SAN FRANCISCO (Reuters) – The biggest risk for investors in technology, with stock prices up a whopping 55 percent this year, is they might be just a little too happy.

All the buzz isn’t without cause: Corporate technology spending could be set to rebound next year, cost-cutting is paying dividends, and dealmaking is back in a big way.

Those good vibrations will be tested next week, when some of the biggest names in technology, including Intel Corp (NASDAQ: INTC), Google Inc (NASDAQ: GOOG), and IBM (NYSE: IBM), post quarterly earnings.

"Clearly everybody expects beats in the September quarter," said Broadpoint AmTech analyst Brian Marshall. "People are expecting to see positive business trends unfold and they’re looking for nice optimistic guidance in the December" quarter.

Such outsized expectations could trip up the industry.

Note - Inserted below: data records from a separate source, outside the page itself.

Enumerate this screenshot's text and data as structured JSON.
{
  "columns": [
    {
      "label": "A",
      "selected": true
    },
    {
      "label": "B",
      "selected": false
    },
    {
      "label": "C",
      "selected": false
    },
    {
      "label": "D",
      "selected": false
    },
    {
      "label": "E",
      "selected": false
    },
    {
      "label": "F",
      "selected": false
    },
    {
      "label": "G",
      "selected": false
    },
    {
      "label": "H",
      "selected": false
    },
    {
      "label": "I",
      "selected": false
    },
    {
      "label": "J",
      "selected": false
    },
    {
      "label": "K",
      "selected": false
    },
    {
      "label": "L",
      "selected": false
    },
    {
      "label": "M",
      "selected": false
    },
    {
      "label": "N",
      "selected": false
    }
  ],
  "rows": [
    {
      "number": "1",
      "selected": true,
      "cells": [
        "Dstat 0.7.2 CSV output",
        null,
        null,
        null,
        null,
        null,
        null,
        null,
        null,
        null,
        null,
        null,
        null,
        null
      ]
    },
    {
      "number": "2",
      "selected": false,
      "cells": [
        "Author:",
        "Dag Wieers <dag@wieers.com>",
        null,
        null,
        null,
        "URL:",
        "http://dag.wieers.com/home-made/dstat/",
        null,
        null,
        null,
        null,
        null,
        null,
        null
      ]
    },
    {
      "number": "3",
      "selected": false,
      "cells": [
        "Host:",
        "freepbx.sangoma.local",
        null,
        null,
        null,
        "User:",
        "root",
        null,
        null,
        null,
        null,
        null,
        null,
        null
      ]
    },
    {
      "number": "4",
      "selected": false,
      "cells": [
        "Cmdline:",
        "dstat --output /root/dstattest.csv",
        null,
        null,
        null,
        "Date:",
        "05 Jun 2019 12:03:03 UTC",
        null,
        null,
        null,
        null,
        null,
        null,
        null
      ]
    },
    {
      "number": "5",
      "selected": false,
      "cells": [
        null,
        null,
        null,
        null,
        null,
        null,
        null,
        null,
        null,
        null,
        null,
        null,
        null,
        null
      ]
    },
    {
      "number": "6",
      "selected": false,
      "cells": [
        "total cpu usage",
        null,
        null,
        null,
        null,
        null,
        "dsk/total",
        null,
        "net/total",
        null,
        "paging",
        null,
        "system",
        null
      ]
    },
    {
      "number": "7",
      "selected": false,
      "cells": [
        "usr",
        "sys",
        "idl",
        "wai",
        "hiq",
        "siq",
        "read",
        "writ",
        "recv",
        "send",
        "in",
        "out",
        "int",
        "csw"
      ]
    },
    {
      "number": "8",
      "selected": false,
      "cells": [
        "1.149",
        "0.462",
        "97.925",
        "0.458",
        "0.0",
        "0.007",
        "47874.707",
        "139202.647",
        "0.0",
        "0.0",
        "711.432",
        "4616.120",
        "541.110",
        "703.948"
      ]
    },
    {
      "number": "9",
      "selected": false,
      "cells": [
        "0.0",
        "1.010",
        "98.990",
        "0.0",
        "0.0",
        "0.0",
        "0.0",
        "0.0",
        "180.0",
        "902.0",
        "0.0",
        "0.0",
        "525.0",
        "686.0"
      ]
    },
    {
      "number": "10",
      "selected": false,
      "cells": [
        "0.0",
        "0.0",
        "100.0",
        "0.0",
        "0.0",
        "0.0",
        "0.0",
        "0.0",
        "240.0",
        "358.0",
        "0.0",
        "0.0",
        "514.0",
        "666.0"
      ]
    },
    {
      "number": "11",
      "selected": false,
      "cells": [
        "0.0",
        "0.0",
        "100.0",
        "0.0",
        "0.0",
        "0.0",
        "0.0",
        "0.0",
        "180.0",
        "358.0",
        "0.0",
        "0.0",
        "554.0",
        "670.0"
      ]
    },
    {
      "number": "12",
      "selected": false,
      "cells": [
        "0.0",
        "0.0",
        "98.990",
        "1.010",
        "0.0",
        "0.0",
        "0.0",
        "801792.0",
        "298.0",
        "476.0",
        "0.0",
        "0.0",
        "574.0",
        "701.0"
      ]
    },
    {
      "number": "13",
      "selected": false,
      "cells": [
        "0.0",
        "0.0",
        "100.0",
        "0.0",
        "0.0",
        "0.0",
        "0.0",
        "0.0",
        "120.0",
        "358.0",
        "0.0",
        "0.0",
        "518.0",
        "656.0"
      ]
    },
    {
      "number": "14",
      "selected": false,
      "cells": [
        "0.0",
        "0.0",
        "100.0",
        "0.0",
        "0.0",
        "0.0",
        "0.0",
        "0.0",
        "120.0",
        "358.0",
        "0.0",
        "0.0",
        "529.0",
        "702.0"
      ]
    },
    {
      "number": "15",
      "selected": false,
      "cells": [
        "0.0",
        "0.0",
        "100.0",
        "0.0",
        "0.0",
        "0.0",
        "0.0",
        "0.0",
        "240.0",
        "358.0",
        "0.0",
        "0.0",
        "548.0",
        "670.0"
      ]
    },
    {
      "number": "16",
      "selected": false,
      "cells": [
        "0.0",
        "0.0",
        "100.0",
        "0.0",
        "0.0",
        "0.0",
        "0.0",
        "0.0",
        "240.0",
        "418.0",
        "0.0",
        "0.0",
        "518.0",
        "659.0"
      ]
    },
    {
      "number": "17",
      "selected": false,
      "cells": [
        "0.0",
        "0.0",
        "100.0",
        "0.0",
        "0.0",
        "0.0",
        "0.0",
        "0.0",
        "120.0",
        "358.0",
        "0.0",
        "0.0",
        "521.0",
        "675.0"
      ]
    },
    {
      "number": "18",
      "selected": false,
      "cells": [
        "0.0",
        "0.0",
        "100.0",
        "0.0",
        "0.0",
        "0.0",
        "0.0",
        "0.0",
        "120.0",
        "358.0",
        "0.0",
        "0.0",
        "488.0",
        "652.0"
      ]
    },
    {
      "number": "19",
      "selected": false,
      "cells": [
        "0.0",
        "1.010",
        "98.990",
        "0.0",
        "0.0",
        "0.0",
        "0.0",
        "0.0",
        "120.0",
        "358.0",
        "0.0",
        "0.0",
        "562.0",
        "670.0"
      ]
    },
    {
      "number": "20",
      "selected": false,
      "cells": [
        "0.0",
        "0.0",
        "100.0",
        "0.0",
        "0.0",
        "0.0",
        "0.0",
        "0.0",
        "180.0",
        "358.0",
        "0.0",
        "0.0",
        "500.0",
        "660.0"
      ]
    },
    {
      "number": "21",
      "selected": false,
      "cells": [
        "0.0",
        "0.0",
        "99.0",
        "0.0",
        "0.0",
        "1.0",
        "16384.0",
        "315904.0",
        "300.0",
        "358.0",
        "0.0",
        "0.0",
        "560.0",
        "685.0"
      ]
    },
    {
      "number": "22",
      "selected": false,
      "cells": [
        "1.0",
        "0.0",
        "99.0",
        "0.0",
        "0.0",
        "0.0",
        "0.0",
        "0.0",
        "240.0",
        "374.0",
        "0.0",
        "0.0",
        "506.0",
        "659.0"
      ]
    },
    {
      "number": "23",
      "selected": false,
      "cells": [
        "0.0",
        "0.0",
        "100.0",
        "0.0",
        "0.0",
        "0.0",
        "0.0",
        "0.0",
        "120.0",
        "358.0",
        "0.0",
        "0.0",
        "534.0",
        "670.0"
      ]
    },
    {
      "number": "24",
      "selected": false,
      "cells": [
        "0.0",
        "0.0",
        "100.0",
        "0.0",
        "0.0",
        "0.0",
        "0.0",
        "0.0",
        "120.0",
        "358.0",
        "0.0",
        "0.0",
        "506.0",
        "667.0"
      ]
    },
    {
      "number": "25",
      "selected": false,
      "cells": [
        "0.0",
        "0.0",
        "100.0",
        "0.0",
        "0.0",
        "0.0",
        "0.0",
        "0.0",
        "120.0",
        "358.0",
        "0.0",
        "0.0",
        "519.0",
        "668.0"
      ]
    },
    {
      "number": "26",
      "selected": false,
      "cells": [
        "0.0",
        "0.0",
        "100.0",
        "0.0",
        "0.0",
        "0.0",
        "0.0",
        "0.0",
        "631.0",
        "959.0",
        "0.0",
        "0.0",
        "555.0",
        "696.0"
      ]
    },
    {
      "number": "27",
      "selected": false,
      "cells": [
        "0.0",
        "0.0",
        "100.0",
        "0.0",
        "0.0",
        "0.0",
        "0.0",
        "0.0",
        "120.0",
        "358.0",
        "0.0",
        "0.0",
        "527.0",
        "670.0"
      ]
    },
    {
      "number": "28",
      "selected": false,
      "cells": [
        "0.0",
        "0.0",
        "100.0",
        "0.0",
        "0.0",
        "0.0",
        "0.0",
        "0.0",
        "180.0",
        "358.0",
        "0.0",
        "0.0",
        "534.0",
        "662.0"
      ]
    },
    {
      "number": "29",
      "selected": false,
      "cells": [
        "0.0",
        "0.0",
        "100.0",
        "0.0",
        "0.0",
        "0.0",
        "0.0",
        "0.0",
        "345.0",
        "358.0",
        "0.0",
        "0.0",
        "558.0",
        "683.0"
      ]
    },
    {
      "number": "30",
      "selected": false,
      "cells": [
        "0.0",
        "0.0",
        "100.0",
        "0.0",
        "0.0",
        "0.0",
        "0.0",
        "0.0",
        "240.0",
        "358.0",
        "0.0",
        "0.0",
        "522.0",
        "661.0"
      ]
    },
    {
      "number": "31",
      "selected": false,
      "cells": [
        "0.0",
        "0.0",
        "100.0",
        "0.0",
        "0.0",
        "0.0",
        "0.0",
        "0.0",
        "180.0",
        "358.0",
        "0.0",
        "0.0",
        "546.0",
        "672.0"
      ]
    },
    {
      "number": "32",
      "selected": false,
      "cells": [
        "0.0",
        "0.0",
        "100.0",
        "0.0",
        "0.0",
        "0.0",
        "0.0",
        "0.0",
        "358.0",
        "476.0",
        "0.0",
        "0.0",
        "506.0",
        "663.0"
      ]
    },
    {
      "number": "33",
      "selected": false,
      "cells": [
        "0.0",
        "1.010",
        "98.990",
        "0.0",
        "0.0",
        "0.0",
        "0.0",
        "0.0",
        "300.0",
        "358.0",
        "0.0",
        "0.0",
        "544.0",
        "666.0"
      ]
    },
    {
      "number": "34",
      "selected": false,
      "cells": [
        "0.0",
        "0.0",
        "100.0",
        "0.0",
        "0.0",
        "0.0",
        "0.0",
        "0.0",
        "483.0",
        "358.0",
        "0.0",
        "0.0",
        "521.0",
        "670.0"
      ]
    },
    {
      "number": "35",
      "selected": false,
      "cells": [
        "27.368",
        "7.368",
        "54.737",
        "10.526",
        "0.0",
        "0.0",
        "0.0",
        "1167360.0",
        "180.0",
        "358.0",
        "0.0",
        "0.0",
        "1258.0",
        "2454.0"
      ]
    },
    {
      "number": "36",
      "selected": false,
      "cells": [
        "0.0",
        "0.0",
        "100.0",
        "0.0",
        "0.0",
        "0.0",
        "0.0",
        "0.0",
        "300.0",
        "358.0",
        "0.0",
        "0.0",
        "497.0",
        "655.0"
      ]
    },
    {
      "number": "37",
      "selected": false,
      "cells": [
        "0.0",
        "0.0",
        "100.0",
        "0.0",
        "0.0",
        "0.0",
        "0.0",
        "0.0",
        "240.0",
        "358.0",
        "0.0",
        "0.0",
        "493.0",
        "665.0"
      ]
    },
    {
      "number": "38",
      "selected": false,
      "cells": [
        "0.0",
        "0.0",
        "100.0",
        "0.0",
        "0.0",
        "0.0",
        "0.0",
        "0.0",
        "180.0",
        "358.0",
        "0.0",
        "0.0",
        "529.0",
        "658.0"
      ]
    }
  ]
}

Reporting earnings that beat forecasts by, say, a penny per share may not keep investors happy, particularly if companies count on cost-cutting rather than revenue growth to get there.

The same goes for a solid, but unspectacular, outlook for the fourth quarter or 2010.

Call it the Blackberry scenario. Last month, the maker of the device, Research In Motion (TSE: RIM), reported quarterly profit of $1.03 a share, compared with analysts average forecast of $1 a share. But revenue came up short, its outlook disappointed investors, and the stock got crushed, dropping more than 16 percent.